And we pray it daily. We need God daily. We need Christ daily. We need the Spirit daily. Along with being called the Bread of Life, Christ is called the Word. The Psalmist sang “Your word is a lamp to my feet and a light to my path.” Facing the unknown is part of our human condition. I don’t need to illustrate it or explain the anxiety that this creates. To pray “Give us this day, our daily bread” is to acknowledge that it is enough to step ahead into the dark unknown with our hand in God’s hand. A lamp isn’t like halogen high beams that light up the road ahead. It maybe goes a meter or so all around us. Someone has said “We can entrust this present day to the Lord because the future and the last day belong to him. We can entrust the little things of our life to him because he is not too big to concern himself only with what we… consider big… Because he has given you the greatest thing, you can come to him with the smallest things.”

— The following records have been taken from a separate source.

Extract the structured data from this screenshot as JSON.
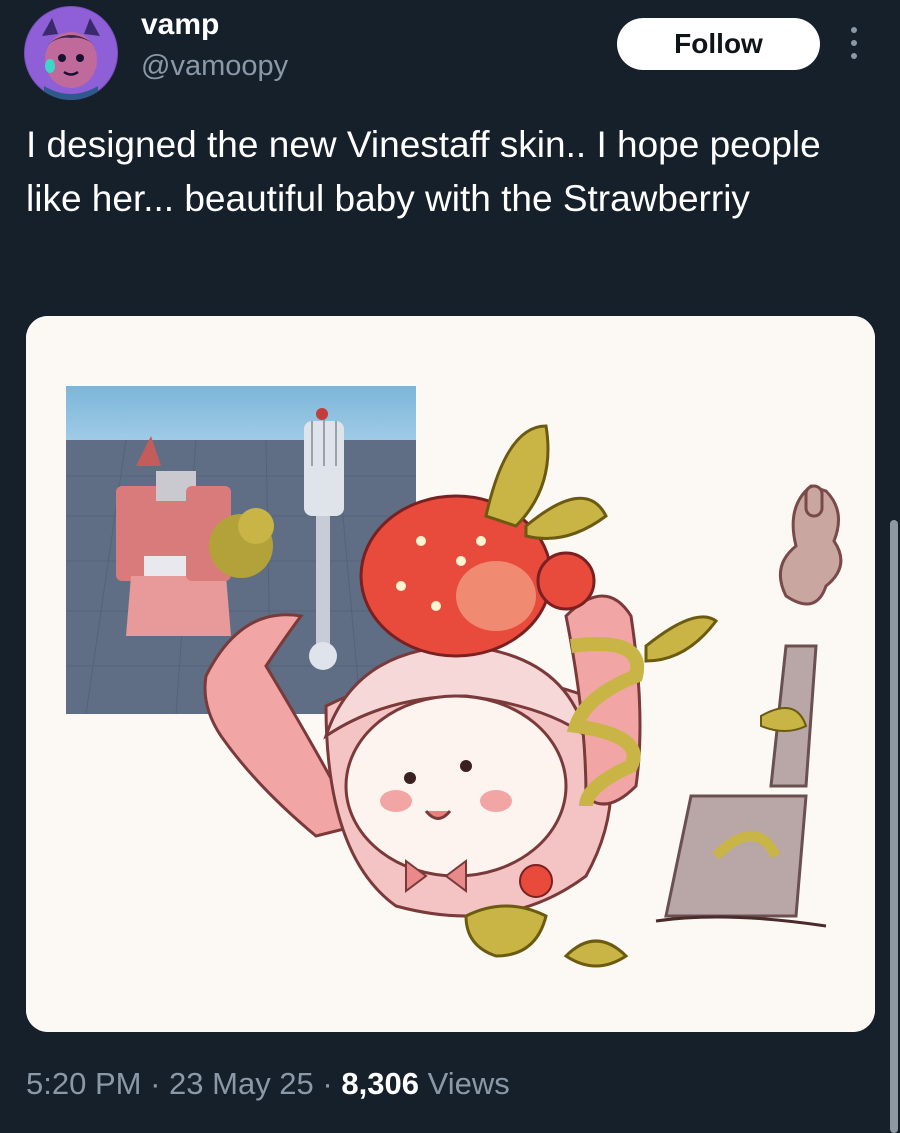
{
  "author": {
    "display_name": "vamp",
    "handle": "@vamoopy"
  },
  "follow_button": {
    "label": "Follow"
  },
  "more_menu": {
    "icon": "more-vertical-icon"
  },
  "tweet": {
    "text": "I designed the new Vinestaff skin.. I hope people like her... beautiful baby with the Strawberriy"
  },
  "media": {
    "icon": "image-artwork"
  },
  "meta": {
    "time": "5:20 PM",
    "sep1": "·",
    "date": "23 May 25",
    "sep2": "·",
    "views_count": "8,306",
    "views_label": "Views"
  },
  "colors": {
    "background": "#15202b",
    "secondary_text": "#8b98a5",
    "follow_bg": "#ffffff",
    "follow_text": "#0f1419"
  }
}
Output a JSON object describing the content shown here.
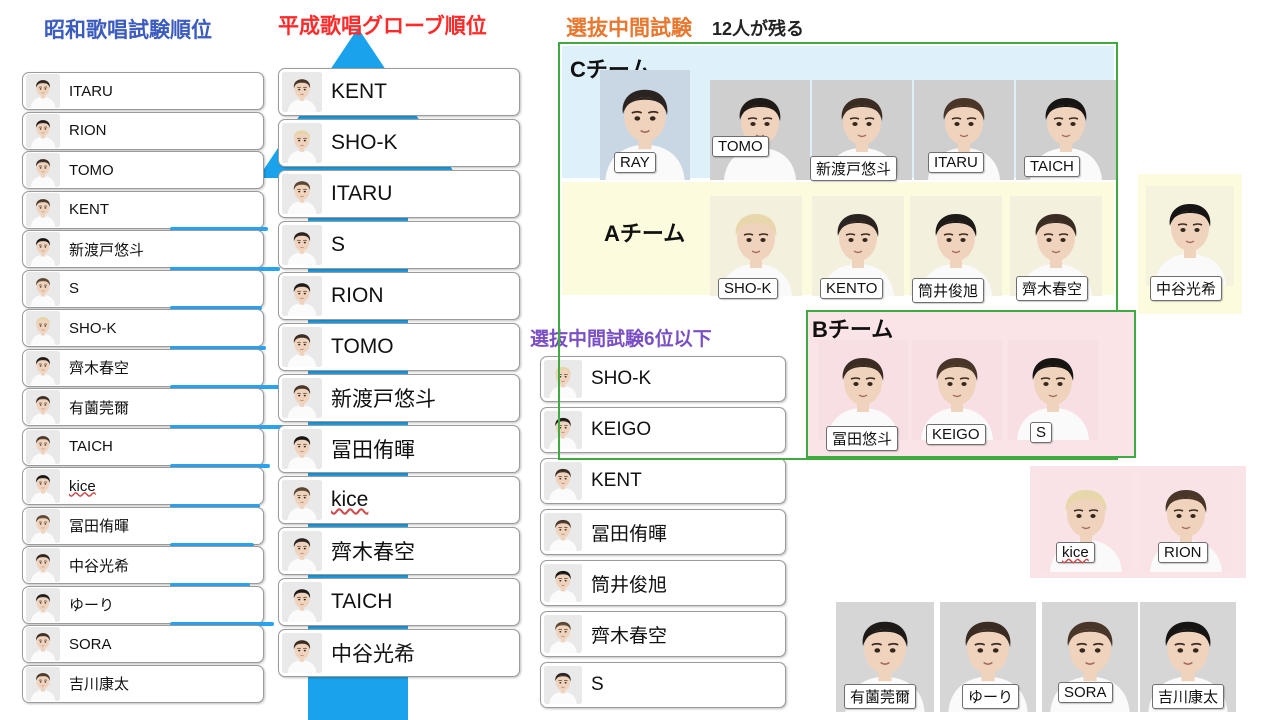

This is the God who loves us, friends. This is the God we serve. This is the Christ we follow. This is the Spirit that unites us as one loaf. May we continue to love and trust him, cast our cares upon him, and look forward to the day when we will eat bread together in his Kingdom.